“He’s one of the very few photographers in China who is independent, who investigates and who digs deep,” said Robert Pledge, co-founder of picture agency Contact Press Images, and a friend of Mr. Lu. But China’s treatment of Muslims is “not his field. It’s not his area of knowledge or expertise,” Mr. Pledge said.
“Obviously something happened. We have no idea what. Maybe just looking at things or even taking a picture could be a source of problems. We don’t know.”
The most powerful man in Xinjiang, Communist Party secretary Chen Quanguo, was previously second in command of Henan province, in the midst of an AIDS crisis that activists called a “man-made catastrophe,” and which Mr. Lu’s photographs helped to expose. Did Mr. Chen bear a personal grudge against Mr. Lu?
“Until shown otherwise, I take this to mean that the application of law to independent journalists has become extremely arbitrary and capricious,” said Steven Butler, Asia program co-ordinator for the Committee to Protect Journalists.
Conditions in China for journalists have “been vicious for a long time, but this introduces a new degree of uncertainty. Just where is the red line? No one can know for sure,” Mr. Butler said.
China has jailed at least 47 journalists, and is ranked two steps above North Korea in the Reporters Without Borders World Press Freedom Index.
But conditions are particularly severe in Xinjiang. The Italian backers of Bitter Winter, a website that has published reports of repression against Chinese Muslims, say 22 contributors in the region were arrested in 2018. Only four were released. Another prominent Chinese photographer who works in Xinjiang hung up the phone when asked about Mr. Lu.
“China’s leadership, including President Xi Jinping, have made it crystal-clear that journalism should serve the goals of the Communist Party and reflect its views,” Mr. Butler said. “The state-controlled media reflect that clearly, and operating outside these institutions remains dangerous for Chinese citizens.”
As for Mr. Lu, “you need people like him,” Mr. Pledge said.

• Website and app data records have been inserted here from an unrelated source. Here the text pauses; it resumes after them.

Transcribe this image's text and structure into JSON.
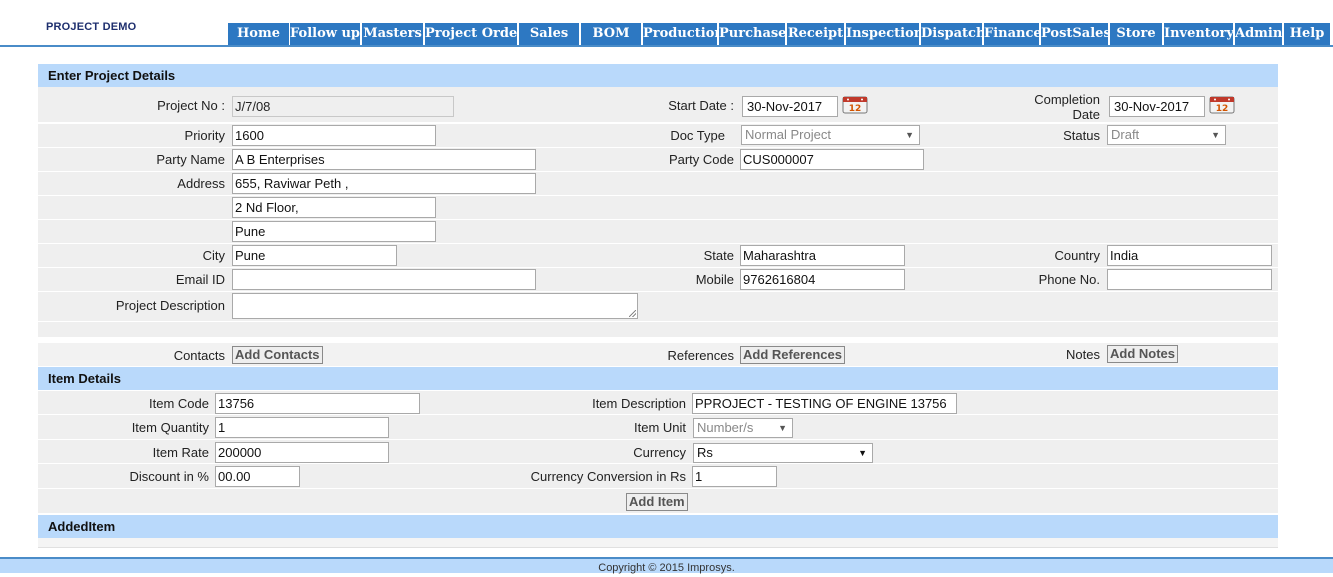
{
  "app": {
    "brand": "PROJECT DEMO"
  },
  "nav": [
    "Home",
    "Follow up",
    "Masters",
    "Project Order",
    "Sales",
    "BOM",
    "Production",
    "Purchase",
    "Receipt",
    "Inspection",
    "Dispatch",
    "Finance",
    "PostSales",
    "Store",
    "Inventory",
    "Admin",
    "Help"
  ],
  "project": {
    "section_title": "Enter Project Details",
    "project_no_label": "Project No :",
    "project_no": "J/7/08",
    "start_date_label": "Start Date :",
    "start_date": "30-Nov-2017",
    "completion_label_1": "Completion",
    "completion_label_2": "Date",
    "completion_date": "30-Nov-2017",
    "priority_label": "Priority",
    "priority": "1600",
    "doc_type_label": "Doc Type",
    "doc_type": "Normal Project",
    "status_label": "Status",
    "status": "Draft",
    "party_name_label": "Party Name",
    "party_name": "A B Enterprises",
    "party_code_label": "Party Code",
    "party_code": "CUS000007",
    "address_label": "Address",
    "address_1": "655, Raviwar Peth ,",
    "address_2": "2 Nd Floor,",
    "address_3": "Pune",
    "city_label": "City",
    "city": "Pune",
    "state_label": "State",
    "state": "Maharashtra",
    "country_label": "Country",
    "country": "India",
    "email_label": "Email ID",
    "email": "",
    "mobile_label": "Mobile",
    "mobile": "9762616804",
    "phone_label": "Phone No.",
    "phone": "",
    "description_label": "Project Description",
    "description": "",
    "contacts_label": "Contacts",
    "add_contacts": "Add Contacts",
    "references_label": "References",
    "add_references": "Add References",
    "notes_label": "Notes",
    "add_notes": "Add Notes"
  },
  "item": {
    "section_title": "Item Details",
    "code_label": "Item Code",
    "code": "13756",
    "desc_label": "Item Description",
    "desc": "PPROJECT - TESTING OF ENGINE 13756",
    "qty_label": "Item Quantity",
    "qty": "1",
    "unit_label": "Item Unit",
    "unit": "Number/s",
    "rate_label": "Item Rate",
    "rate": "200000",
    "currency_label": "Currency",
    "currency": "Rs",
    "discount_label": "Discount in %",
    "discount": "00.00",
    "conversion_label": "Currency Conversion in Rs",
    "conversion": "1",
    "add_item": "Add Item"
  },
  "added": {
    "section_title": "AddedItem"
  },
  "footer": {
    "copyright": "Copyright © 2015 Improsys."
  },
  "icons": {
    "calendar": "calendar-icon",
    "dropdown": "dropdown-arrow-icon"
  },
  "colors": {
    "nav_bg": "#2d78c2",
    "section_bg": "#b9d9fb",
    "row_bg": "#efefef",
    "brand": "#1e2f6e"
  }
}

He is a person whose work has brought issues “to the forefront, to get local or national authorities to act upon them –because he thinks it’s in the best interests of all in the long-term.”